▶ _Web page and app entries_:
------------
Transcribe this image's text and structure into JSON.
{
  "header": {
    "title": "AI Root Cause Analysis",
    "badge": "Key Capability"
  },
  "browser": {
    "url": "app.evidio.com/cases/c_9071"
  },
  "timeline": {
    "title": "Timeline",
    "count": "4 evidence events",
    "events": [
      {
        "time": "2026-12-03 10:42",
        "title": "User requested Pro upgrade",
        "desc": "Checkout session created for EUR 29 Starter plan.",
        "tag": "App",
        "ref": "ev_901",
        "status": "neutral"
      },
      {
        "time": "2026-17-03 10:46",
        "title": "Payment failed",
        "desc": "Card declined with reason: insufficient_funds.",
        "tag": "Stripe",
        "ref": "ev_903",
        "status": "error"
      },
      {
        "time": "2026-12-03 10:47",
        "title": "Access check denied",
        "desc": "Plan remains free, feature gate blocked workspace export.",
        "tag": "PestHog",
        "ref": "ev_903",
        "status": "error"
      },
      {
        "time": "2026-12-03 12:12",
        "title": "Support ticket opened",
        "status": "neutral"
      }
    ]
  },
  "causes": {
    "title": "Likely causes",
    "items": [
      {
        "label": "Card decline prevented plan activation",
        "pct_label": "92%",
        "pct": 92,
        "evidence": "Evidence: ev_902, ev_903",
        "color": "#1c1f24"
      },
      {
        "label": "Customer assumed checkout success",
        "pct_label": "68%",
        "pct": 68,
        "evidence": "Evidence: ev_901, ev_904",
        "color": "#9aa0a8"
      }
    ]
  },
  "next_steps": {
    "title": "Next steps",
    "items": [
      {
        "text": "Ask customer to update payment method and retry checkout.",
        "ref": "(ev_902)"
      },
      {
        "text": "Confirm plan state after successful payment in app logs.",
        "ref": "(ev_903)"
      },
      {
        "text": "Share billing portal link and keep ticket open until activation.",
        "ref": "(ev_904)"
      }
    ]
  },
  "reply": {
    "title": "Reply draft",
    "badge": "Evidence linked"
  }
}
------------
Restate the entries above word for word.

▶ _Answer space_:
Transcribe this image's text and structure into JSON.
{
  "header": {
    "title": "AI Root Cause Analysis",
    "badge": "Key Capability"
  },
  "browser": {
    "url": "app.evidio.com/cases/c_9071"
  },
  "timeline": {
    "title": "Timeline",
    "count": "4 evidence events",
    "events": [
      {
        "time": "2026-12-03 10:42",
        "title": "User requested Pro upgrade",
        "desc": "Checkout session created for EUR 29 Starter plan.",
        "tag": "App",
        "ref": "ev_901",
        "status": "neutral"
      },
      {
        "time": "2026-17-03 10:46",
        "title": "Payment failed",
        "desc": "Card declined with reason: insufficient_funds.",
        "tag": "Stripe",
        "ref": "ev_903",
        "status": "error"
      },
      {
        "time": "2026-12-03 10:47",
        "title": "Access check denied",
        "desc": "Plan remains free, feature gate blocked workspace export.",
        "tag": "PestHog",
        "ref": "ev_903",
        "status": "error"
      },
      {
        "time": "2026-12-03 12:12",
        "title": "Support ticket opened",
        "status": "neutral"
      }
    ]
  },
  "causes": {
    "title": "Likely causes",
    "items": [
      {
        "label": "Card decline prevented plan activation",
        "pct_label": "92%",
        "pct": 92,
        "evidence": "Evidence: ev_902, ev_903",
        "color": "#1c1f24"
      },
      {
        "label": "Customer assumed checkout success",
        "pct_label": "68%",
        "pct": 68,
        "evidence": "Evidence: ev_901, ev_904",
        "color": "#9aa0a8"
      }
    ]
  },
  "next_steps": {
    "title": "Next steps",
    "items": [
      {
        "text": "Ask customer to update payment method and retry checkout.",
        "ref": "(ev_902)"
      },
      {
        "text": "Confirm plan state after successful payment in app logs.",
        "ref": "(ev_903)"
      },
      {
        "text": "Share billing portal link and keep ticket open until activation.",
        "ref": "(ev_904)"
      }
    ]
  },
  "reply": {
    "title": "Reply draft",
    "badge": "Evidence linked"
  }
}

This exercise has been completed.